Little Ones Theatre specialises in theatre that aims to (among other things) subvert traditional theatre practices, Merciless Gods achieves this objective with aplomb featuring eight separate stories. A mother shocks with a rejection of the domestic and scornfully details how fully her teenage son disgusts her; another mother mourns when she discovers her son in a gay porn video. A group of young adults play a dangerous game of retribution, then another mother once again rejects domestic goddess status and lives freely as an artist, the Madonna figure eagerly knocked aside in favour of a more earthy and flawed model. A junkie re-writes his history with a former lover to include a tender ending, making the memory of their union more palatable.
Performances were stunning and the group worked well with intense interaction that looked set to explode in several scenes. Highlights included Jennifer Vuletic whose androgynous appearance saw her playing both mother and father, in separate, unrelated scenes. Her portrayal of a German writer enduring an unsolicited visit from her daughter is spell-binding as she paces the floor with a belligerent grace.
Through his writing, Christos Tsiolkas makes damning observations of Australian culture, he rejects our parochial attitudes and exposes the many hypocrisies of the lucky country – a term that is not applicable to all of its inhabitants. Ultimately Tsiolkas stories usually veer into a very grim place and Merciless Gods is no exception. The humour in the work is sharp and scathing, but by the end the promised festivities of Little Ones were barely merry. Completely absorbing performances compensated for this lack of cheer though, this adaptation by Dan Giovannoni transfixed with distinct echoes of Tsiolkas’ graphic depictions of rage and grief.
Featuring: Paul Blenheim, Brigid Gallacher, Sapidah Kian, Peter Paltos, Charles Purcell and Jennifer Vuletic.
Creative/Tech Team: Dan Giovannoni (writer), Stephen Nicolazzo (director), Eugyeene Teh (set & costume design), Katie Sfetkidis (lighting design), Daniel Nixon (sound & compostion), Chris Mead (dramaturgy), Brianna-Lee Wade (stage manager), John Callopy (lighting assistant), Rebecca Poulter (production manager & tour co-ordinator) and Georgia McKay (publicity).

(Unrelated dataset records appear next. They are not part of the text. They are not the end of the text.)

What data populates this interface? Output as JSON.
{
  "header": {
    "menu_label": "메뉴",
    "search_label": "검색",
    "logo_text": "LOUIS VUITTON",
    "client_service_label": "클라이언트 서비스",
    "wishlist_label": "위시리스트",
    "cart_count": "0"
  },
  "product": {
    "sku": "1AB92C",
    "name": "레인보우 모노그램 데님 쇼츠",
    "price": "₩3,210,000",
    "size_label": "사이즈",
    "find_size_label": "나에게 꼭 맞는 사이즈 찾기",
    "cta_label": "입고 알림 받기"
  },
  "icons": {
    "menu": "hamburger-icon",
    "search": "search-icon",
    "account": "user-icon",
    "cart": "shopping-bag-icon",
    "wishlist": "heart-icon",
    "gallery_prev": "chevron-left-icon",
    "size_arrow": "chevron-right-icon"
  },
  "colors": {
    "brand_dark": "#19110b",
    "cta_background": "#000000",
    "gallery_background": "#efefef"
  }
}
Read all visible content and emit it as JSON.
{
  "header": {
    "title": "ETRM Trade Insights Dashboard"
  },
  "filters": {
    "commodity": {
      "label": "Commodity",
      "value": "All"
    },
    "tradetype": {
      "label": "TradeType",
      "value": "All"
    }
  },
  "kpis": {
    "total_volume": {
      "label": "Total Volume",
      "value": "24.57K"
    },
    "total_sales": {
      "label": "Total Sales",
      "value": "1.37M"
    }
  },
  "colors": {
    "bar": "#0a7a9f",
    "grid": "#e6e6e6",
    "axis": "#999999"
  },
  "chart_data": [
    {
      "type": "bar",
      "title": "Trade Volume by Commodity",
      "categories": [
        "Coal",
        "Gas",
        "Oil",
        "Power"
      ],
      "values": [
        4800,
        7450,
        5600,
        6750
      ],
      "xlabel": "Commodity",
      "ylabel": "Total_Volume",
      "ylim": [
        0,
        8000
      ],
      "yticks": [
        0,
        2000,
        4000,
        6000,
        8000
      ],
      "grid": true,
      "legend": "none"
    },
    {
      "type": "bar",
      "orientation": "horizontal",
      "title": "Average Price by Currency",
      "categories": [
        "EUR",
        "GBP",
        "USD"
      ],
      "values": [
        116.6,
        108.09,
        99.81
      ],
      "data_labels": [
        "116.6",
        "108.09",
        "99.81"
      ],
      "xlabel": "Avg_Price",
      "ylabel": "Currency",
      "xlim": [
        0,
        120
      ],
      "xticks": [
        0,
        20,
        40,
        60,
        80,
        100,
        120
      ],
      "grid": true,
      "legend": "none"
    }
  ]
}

Merciless Gods is on until 25 November and is presented by Griffin Theatre in conjunction with Little Ones Theatre, for more information and tickets see: http://www.griffintheatre.com.au/
above image by Sarah Walker